» **WHAT THE EXERCISE ASKS**: A complete answer lists every line of the entries below where the string "Products" appears.

[Saved entries]

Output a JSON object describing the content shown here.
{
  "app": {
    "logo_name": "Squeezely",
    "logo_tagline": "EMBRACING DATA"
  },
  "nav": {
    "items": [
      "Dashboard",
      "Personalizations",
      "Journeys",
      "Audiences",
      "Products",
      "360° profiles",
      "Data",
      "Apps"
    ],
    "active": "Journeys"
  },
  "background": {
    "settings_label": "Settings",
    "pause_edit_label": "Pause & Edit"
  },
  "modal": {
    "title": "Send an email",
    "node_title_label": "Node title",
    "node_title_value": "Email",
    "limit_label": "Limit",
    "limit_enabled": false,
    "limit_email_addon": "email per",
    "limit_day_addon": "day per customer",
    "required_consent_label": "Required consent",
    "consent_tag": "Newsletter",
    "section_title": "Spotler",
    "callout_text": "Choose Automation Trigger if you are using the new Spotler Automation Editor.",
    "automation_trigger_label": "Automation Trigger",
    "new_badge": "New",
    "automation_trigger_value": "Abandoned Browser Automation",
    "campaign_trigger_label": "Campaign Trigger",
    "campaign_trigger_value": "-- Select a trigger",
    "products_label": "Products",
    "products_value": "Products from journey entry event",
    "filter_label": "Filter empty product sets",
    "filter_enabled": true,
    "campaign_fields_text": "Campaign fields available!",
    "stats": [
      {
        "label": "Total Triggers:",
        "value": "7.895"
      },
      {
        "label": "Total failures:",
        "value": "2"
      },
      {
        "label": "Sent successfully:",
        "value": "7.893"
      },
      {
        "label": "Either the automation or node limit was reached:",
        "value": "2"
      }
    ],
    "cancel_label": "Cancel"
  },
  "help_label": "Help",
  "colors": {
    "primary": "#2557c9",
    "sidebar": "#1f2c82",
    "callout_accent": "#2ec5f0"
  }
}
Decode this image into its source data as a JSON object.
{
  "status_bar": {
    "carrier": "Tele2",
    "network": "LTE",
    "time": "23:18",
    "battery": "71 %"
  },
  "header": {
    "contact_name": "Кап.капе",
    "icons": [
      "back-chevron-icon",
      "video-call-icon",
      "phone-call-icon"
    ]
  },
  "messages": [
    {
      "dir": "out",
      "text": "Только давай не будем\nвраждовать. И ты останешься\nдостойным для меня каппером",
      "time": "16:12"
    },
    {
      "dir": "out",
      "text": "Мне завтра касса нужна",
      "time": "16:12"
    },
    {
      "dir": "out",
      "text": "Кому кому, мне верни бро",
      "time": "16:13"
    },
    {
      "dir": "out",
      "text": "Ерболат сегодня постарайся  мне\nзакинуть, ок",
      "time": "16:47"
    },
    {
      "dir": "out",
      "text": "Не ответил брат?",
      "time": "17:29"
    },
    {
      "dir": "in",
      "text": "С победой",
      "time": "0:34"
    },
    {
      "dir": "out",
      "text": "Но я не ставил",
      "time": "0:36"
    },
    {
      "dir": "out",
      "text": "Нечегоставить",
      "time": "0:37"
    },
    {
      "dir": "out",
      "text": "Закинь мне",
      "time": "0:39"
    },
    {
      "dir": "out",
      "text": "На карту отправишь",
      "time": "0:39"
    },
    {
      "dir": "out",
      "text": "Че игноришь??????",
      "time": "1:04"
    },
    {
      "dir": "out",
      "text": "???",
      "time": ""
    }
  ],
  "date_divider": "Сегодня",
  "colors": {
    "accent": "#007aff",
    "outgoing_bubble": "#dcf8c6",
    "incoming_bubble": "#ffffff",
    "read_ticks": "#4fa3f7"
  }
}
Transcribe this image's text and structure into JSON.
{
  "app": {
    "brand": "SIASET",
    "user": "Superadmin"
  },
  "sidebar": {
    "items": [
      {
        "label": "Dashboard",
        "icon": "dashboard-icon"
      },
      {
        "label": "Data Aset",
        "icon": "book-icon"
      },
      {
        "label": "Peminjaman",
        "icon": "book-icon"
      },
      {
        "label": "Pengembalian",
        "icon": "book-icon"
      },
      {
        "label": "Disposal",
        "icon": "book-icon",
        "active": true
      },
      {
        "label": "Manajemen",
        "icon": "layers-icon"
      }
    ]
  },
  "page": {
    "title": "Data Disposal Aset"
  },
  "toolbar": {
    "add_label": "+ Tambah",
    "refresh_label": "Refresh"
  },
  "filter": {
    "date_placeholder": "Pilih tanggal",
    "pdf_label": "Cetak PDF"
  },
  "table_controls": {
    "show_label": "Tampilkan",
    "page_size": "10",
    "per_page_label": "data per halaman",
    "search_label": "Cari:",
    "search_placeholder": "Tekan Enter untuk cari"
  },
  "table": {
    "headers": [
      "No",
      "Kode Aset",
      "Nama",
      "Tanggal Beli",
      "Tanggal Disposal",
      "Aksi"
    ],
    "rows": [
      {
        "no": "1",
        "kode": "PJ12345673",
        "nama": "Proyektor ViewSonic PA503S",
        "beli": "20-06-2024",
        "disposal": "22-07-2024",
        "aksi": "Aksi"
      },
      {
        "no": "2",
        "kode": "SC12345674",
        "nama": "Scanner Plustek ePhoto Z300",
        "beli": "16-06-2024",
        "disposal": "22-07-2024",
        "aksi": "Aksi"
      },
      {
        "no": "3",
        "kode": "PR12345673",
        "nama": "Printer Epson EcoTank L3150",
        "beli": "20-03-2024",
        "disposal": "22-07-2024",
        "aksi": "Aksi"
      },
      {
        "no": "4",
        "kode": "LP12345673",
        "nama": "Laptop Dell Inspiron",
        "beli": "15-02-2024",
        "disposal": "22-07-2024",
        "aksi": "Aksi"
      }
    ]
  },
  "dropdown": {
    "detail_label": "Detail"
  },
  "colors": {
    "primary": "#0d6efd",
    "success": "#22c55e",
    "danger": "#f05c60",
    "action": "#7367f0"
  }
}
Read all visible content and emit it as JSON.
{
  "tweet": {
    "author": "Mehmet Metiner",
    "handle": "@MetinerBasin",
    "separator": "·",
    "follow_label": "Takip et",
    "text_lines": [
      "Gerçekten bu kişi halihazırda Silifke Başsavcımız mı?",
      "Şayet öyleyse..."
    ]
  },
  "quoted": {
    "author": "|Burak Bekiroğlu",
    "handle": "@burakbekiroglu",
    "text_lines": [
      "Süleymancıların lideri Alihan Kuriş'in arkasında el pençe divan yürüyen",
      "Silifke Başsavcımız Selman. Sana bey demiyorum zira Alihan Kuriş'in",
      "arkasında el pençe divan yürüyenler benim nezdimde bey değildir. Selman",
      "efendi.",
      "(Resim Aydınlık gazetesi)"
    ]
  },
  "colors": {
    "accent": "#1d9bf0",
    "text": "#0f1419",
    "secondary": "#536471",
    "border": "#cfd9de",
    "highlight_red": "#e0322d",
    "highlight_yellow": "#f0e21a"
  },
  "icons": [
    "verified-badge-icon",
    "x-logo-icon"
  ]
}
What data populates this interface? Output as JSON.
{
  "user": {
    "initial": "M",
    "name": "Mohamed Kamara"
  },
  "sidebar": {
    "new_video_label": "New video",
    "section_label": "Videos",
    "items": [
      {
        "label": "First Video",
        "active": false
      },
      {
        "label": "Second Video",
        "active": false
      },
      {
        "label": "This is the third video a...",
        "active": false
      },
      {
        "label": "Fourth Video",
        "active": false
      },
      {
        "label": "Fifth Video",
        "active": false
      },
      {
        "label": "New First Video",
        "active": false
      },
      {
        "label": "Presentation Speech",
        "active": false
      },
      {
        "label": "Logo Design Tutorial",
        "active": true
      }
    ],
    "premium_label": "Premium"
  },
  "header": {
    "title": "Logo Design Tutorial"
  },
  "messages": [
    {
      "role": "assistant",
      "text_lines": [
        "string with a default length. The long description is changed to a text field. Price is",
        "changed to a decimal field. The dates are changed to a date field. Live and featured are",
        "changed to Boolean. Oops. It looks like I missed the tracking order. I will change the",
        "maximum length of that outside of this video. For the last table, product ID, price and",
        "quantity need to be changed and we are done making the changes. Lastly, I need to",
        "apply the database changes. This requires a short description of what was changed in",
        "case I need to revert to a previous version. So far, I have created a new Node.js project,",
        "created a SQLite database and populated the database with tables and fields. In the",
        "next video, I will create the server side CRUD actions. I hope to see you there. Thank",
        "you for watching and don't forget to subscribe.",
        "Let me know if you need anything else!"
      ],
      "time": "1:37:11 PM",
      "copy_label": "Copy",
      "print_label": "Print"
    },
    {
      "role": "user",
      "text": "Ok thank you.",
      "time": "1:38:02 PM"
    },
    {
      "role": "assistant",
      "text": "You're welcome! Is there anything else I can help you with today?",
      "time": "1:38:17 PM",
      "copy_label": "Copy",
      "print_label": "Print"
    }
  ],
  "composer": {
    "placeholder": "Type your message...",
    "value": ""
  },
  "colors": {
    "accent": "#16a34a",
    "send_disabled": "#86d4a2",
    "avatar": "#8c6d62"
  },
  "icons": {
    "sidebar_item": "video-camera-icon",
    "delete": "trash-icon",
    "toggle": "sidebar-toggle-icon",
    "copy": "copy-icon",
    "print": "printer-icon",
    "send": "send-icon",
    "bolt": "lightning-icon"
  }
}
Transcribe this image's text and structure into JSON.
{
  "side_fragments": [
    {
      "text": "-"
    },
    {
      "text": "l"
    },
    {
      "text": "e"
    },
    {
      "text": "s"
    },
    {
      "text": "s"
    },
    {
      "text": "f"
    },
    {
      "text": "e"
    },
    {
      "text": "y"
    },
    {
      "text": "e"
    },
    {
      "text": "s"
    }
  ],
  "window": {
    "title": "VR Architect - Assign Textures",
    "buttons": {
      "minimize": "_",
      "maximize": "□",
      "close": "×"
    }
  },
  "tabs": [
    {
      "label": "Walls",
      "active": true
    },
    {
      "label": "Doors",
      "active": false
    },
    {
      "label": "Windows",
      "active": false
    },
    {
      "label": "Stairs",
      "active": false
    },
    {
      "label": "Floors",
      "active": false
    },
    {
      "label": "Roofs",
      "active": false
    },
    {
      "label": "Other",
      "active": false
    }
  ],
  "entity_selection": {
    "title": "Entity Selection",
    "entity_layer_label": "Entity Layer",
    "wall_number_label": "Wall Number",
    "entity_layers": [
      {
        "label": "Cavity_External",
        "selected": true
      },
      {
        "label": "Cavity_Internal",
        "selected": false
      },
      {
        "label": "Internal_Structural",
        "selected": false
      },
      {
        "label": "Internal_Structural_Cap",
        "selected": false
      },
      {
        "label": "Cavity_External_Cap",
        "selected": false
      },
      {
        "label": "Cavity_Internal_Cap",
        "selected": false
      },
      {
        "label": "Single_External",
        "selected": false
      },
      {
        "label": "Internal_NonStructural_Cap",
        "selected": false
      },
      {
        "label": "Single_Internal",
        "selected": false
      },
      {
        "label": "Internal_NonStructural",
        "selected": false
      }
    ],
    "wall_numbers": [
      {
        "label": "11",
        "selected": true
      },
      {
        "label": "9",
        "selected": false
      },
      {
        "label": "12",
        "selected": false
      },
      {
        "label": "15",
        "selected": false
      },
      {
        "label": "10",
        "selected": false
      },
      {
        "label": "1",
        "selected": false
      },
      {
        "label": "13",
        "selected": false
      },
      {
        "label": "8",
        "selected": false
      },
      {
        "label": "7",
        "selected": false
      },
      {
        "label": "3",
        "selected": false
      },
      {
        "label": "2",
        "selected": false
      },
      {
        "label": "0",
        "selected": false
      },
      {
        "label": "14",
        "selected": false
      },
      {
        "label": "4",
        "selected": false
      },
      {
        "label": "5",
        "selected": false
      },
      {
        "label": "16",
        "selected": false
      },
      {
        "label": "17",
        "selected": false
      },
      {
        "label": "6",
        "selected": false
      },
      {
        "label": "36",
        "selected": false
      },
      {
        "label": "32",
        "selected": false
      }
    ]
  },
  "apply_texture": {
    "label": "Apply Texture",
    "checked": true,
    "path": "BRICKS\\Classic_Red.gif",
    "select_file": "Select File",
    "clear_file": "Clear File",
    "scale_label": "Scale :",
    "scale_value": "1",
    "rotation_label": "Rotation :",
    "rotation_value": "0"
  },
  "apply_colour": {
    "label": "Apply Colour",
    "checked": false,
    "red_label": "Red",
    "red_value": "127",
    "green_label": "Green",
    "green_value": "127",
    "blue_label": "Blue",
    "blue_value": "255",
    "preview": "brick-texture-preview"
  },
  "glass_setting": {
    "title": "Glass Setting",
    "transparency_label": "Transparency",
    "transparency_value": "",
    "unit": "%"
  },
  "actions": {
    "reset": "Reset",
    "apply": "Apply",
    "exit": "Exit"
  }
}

» **FINISHED TASK**:
      "Products",
    "products_label": "Products",
    "products_value": "Products from journey entry event",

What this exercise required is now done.